**Exercise aim**
The result should be an exact copy of the entries below, free of pictures.
Top of Records provided
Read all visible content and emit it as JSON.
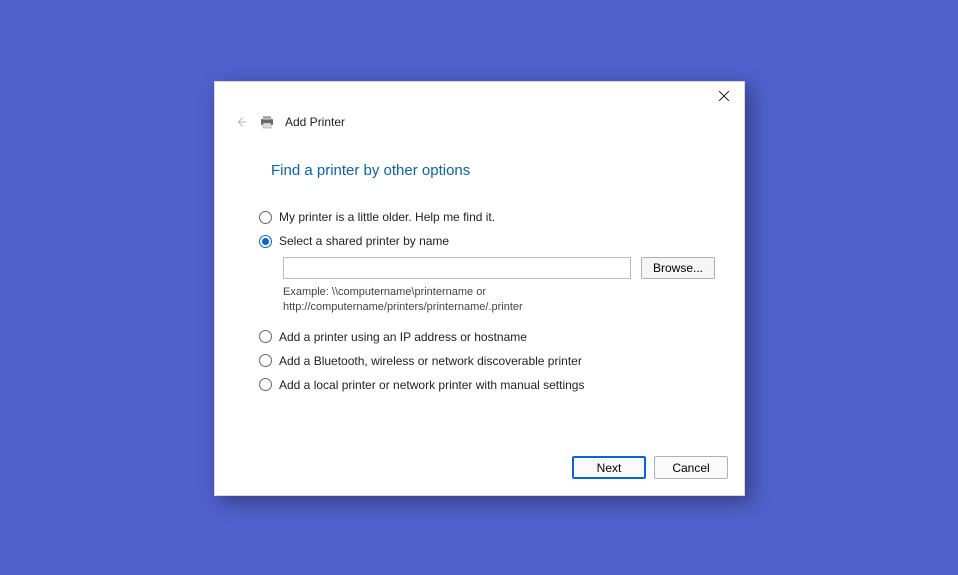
{
  "dialog": {
    "window_title": "Add Printer",
    "page_heading": "Find a printer by other options",
    "options": {
      "opt1": "My printer is a little older. Help me find it.",
      "opt2": "Select a shared printer by name",
      "opt3": "Add a printer using an IP address or hostname",
      "opt4": "Add a Bluetooth, wireless or network discoverable printer",
      "opt5": "Add a local printer or network printer with manual settings"
    },
    "shared_printer": {
      "path_value": "",
      "browse_label": "Browse...",
      "example_text": "Example: \\\\computername\\printername or http://computername/printers/printername/.printer"
    },
    "footer": {
      "next_label": "Next",
      "cancel_label": "Cancel"
    }
  }
}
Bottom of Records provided
**Response to the exercise**
Read all visible content and emit it as JSON.
{
  "dialog": {
    "window_title": "Add Printer",
    "page_heading": "Find a printer by other options",
    "options": {
      "opt1": "My printer is a little older. Help me find it.",
      "opt2": "Select a shared printer by name",
      "opt3": "Add a printer using an IP address or hostname",
      "opt4": "Add a Bluetooth, wireless or network discoverable printer",
      "opt5": "Add a local printer or network printer with manual settings"
    },
    "shared_printer": {
      "path_value": "",
      "browse_label": "Browse...",
      "example_text": "Example: \\\\computername\\printername or http://computername/printers/printername/.printer"
    },
    "footer": {
      "next_label": "Next",
      "cancel_label": "Cancel"
    }
  }
}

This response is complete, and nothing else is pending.